Work item:
Among the entries below, find every line that contains the string "春秋航空", then copy it.

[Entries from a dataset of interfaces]
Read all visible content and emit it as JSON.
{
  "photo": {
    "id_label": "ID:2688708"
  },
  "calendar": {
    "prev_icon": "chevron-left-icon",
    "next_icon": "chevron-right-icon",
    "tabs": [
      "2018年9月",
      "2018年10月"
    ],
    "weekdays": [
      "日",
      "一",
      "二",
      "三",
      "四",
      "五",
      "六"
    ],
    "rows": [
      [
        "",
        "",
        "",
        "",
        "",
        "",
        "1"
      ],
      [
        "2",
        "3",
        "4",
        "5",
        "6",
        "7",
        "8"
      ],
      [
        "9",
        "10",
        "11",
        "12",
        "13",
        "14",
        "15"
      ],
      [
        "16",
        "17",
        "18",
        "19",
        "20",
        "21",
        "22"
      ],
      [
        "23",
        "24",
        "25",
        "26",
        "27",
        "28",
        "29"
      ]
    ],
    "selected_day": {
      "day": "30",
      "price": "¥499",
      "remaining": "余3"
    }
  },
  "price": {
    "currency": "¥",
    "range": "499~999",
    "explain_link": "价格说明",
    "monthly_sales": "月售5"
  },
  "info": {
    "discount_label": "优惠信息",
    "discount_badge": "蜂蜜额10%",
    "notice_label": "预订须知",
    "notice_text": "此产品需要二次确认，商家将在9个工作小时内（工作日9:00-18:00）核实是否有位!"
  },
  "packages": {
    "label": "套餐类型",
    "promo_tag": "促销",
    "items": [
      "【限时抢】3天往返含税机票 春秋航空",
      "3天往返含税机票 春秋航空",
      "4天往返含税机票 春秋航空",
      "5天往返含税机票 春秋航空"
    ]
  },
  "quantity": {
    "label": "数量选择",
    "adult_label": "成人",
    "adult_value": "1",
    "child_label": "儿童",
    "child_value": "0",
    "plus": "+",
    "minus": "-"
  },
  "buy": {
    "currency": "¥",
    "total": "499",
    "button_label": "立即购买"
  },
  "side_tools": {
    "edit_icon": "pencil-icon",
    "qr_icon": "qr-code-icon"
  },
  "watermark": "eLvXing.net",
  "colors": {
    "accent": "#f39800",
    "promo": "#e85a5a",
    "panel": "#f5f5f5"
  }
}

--

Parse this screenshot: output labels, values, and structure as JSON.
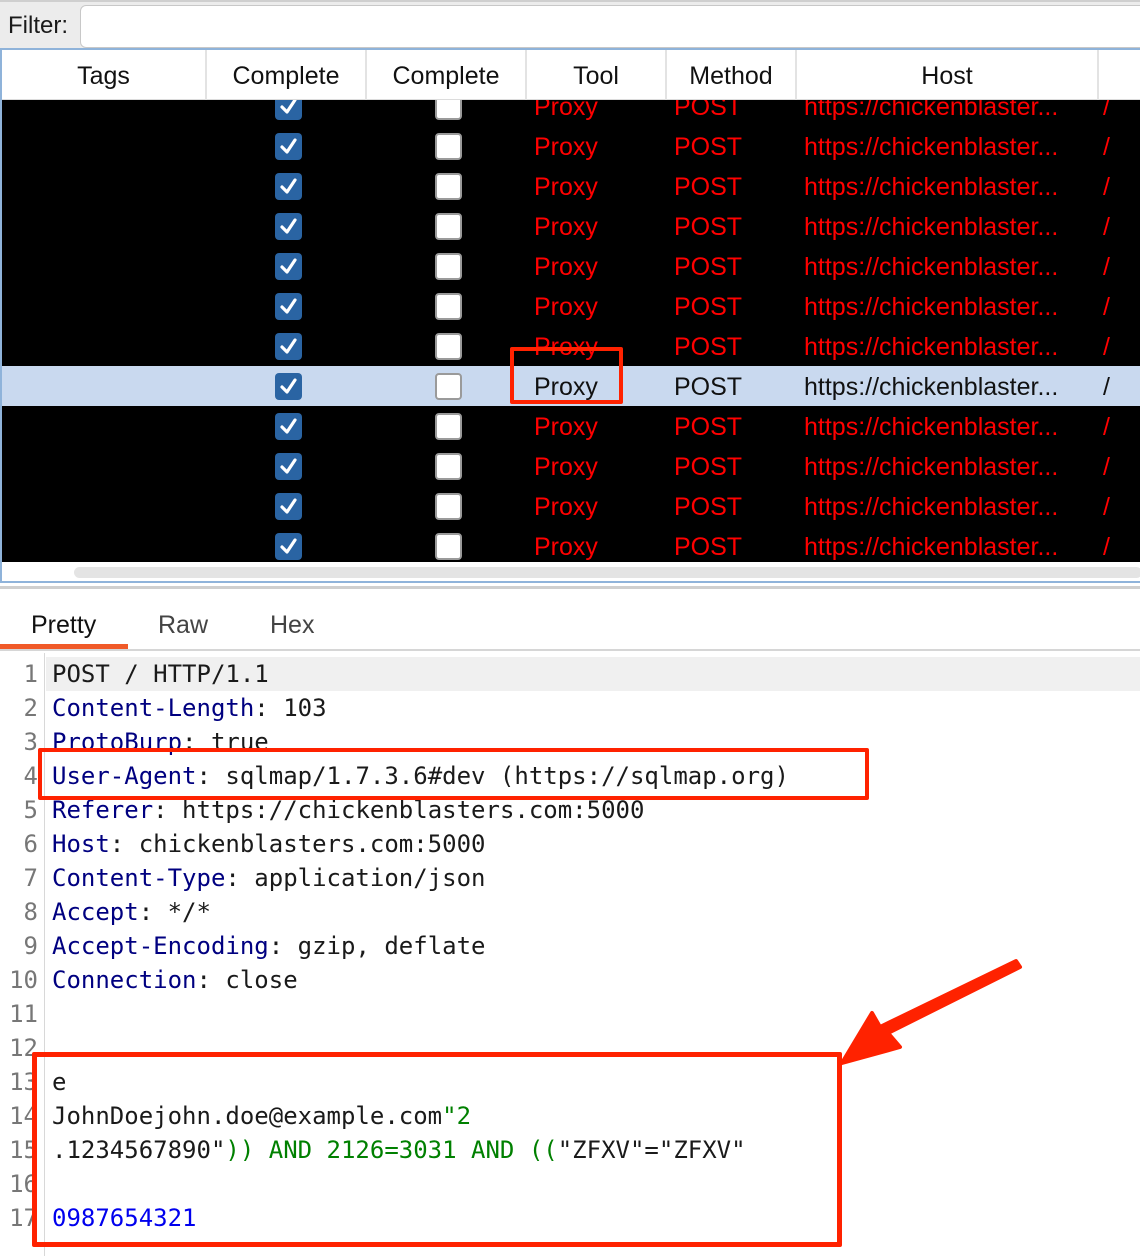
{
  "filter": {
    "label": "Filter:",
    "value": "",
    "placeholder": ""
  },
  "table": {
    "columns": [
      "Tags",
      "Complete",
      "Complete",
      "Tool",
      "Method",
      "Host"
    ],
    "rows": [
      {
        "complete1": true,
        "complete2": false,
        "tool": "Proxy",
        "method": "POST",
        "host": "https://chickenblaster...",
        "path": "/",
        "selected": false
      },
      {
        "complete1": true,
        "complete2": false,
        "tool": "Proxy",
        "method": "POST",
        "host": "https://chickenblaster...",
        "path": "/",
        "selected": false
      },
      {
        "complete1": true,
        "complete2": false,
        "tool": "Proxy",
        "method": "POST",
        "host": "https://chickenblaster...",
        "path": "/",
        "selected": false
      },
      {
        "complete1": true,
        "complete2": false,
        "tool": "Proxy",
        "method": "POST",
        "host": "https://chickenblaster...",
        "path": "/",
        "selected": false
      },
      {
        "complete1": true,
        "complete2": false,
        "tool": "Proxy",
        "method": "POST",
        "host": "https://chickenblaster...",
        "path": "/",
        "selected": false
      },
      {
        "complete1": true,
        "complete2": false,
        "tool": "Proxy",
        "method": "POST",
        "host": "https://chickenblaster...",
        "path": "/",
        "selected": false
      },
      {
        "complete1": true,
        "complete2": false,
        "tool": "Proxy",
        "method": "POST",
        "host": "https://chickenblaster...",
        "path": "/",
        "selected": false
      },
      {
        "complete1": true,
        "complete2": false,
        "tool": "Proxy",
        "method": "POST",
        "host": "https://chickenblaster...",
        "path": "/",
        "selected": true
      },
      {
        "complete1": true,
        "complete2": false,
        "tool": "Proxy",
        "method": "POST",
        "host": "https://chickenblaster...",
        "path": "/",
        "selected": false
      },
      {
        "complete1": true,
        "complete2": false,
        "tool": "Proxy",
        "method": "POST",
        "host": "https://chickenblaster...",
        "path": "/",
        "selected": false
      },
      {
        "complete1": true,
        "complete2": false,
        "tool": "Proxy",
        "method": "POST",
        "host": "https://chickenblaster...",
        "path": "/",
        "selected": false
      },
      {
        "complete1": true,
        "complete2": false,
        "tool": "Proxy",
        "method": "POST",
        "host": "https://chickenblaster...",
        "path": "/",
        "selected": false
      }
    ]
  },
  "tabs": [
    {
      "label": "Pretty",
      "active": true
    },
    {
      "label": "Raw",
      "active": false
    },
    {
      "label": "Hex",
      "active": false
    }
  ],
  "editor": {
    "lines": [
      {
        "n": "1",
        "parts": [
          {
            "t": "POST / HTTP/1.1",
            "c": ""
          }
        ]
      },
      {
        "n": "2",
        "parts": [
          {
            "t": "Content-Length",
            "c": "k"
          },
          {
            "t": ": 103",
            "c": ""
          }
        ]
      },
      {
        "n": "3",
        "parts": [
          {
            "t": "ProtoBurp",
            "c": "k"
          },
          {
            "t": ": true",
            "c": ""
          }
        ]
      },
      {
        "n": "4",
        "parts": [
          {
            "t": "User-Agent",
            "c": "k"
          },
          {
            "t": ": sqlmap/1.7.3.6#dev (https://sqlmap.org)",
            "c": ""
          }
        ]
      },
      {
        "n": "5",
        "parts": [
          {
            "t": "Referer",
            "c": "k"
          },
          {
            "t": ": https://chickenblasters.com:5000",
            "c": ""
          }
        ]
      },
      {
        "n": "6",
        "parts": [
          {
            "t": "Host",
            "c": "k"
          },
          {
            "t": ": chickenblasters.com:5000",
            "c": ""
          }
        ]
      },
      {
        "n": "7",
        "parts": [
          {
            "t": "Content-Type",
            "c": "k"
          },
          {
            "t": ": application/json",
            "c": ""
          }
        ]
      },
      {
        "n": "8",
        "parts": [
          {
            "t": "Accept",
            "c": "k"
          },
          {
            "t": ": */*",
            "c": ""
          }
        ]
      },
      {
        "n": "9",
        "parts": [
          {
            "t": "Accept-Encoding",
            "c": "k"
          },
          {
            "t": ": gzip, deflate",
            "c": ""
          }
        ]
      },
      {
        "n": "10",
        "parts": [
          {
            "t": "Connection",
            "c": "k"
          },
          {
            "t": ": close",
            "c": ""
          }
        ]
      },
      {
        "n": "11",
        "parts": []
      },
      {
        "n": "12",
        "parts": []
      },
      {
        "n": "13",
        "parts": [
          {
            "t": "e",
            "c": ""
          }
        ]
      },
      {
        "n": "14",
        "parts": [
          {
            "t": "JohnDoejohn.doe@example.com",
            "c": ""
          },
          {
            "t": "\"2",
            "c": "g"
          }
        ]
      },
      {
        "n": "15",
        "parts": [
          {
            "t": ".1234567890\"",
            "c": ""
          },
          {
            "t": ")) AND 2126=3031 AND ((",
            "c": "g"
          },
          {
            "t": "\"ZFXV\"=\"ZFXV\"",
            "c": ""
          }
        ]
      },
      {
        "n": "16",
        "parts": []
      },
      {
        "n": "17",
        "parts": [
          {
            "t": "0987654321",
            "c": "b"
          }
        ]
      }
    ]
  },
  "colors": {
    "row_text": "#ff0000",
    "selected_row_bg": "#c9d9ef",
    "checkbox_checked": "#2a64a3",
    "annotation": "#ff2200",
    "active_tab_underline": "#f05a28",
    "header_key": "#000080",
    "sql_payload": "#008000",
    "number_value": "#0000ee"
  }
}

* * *

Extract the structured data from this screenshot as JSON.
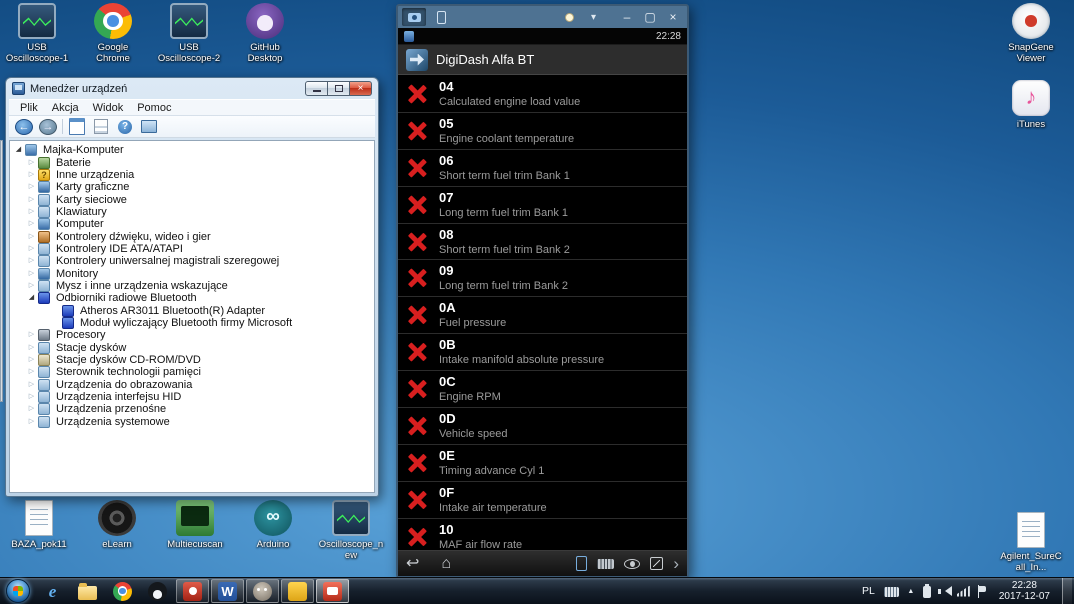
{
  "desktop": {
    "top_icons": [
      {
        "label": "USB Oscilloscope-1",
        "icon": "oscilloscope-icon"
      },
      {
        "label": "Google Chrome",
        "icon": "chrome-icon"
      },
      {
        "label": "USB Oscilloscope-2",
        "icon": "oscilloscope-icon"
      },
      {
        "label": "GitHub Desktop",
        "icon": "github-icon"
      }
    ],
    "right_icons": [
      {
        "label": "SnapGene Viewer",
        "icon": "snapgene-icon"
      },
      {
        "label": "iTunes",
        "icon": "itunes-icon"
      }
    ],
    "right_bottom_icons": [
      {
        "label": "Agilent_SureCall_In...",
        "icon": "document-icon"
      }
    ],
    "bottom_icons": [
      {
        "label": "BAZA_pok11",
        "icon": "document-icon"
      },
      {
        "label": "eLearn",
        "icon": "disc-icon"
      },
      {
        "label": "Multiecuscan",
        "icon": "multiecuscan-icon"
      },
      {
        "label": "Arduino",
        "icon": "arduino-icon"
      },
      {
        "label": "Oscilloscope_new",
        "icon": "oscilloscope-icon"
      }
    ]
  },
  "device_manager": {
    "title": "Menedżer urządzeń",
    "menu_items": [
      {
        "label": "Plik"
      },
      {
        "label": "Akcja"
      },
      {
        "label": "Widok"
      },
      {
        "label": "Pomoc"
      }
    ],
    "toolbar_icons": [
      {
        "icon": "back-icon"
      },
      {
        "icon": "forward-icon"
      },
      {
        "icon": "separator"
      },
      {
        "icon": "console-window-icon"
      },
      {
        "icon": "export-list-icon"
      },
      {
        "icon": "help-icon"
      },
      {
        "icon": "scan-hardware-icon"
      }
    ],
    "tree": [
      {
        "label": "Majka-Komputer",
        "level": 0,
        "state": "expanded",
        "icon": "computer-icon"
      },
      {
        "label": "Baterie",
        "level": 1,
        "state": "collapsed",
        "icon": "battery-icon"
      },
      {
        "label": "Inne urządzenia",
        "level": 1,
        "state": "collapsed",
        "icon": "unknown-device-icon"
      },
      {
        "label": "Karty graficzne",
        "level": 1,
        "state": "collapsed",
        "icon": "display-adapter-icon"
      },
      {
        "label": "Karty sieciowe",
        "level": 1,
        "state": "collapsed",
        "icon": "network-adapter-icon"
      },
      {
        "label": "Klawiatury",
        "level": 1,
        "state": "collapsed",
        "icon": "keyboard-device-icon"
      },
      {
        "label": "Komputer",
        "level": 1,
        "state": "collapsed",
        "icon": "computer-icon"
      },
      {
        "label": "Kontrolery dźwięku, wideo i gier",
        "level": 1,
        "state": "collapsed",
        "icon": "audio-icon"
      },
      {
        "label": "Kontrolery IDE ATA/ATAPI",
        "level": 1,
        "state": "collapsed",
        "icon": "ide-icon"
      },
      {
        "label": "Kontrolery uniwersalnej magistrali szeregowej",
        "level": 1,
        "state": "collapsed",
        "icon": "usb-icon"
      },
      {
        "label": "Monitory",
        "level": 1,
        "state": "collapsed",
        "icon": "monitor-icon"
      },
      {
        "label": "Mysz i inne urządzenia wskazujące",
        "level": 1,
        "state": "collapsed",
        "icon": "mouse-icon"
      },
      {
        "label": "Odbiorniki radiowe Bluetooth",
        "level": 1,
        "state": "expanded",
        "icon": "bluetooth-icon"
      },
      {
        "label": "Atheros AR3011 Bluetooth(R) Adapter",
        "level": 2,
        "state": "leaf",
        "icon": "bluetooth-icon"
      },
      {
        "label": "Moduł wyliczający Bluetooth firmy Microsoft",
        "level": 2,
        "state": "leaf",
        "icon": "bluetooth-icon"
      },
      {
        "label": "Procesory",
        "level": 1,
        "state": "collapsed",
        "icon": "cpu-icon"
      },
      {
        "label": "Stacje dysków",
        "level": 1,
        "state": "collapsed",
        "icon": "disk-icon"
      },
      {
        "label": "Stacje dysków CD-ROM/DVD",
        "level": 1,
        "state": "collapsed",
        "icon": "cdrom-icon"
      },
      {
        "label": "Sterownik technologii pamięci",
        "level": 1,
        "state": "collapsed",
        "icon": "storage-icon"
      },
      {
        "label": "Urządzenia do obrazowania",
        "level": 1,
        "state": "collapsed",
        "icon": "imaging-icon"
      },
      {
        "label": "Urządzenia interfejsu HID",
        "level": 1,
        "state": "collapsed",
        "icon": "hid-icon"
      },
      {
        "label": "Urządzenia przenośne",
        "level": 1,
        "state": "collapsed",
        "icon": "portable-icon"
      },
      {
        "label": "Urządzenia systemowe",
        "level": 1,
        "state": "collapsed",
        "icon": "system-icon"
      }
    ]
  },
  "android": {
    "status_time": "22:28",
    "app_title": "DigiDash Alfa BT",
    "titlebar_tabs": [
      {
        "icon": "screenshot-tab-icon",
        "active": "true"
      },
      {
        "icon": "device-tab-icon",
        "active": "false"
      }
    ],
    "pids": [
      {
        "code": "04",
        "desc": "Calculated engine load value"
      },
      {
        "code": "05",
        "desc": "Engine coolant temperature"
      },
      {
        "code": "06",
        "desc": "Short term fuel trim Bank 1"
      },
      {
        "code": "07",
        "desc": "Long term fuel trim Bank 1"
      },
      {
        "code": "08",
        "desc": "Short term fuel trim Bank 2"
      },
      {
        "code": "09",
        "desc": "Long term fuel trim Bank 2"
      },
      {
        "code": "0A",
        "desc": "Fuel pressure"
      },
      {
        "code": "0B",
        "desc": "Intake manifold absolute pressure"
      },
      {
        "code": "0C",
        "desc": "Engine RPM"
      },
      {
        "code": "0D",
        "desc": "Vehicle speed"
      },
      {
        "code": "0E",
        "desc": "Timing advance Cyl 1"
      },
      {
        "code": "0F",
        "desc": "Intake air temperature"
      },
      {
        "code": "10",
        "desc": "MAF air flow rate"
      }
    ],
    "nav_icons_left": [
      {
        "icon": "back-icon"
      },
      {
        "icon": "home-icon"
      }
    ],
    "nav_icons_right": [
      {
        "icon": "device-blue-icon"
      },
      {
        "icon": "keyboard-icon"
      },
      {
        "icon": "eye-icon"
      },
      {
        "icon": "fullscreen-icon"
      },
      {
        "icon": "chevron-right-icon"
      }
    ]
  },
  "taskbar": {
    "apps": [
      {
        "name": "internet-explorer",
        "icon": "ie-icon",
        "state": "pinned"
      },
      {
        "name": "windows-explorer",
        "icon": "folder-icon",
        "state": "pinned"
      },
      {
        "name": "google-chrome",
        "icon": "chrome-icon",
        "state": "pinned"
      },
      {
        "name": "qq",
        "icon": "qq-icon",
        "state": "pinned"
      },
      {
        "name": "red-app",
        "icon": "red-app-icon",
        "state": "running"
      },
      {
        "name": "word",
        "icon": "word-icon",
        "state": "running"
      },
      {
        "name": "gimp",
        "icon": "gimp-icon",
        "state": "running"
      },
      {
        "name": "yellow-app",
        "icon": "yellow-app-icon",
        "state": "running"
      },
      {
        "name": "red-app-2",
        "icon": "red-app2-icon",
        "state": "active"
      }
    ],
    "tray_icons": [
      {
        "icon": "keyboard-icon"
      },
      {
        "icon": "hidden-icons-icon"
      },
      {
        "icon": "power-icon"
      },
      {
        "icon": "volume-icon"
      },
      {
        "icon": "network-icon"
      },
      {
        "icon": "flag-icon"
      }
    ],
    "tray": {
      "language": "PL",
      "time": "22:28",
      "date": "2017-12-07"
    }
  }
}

Response for this exercise:
      "【限时抢】3天往返含税机票 春秋航空",
      "3天往返含税机票 春秋航空",
      "4天往返含税机票 春秋航空",
      "5天往返含税机票 春秋航空"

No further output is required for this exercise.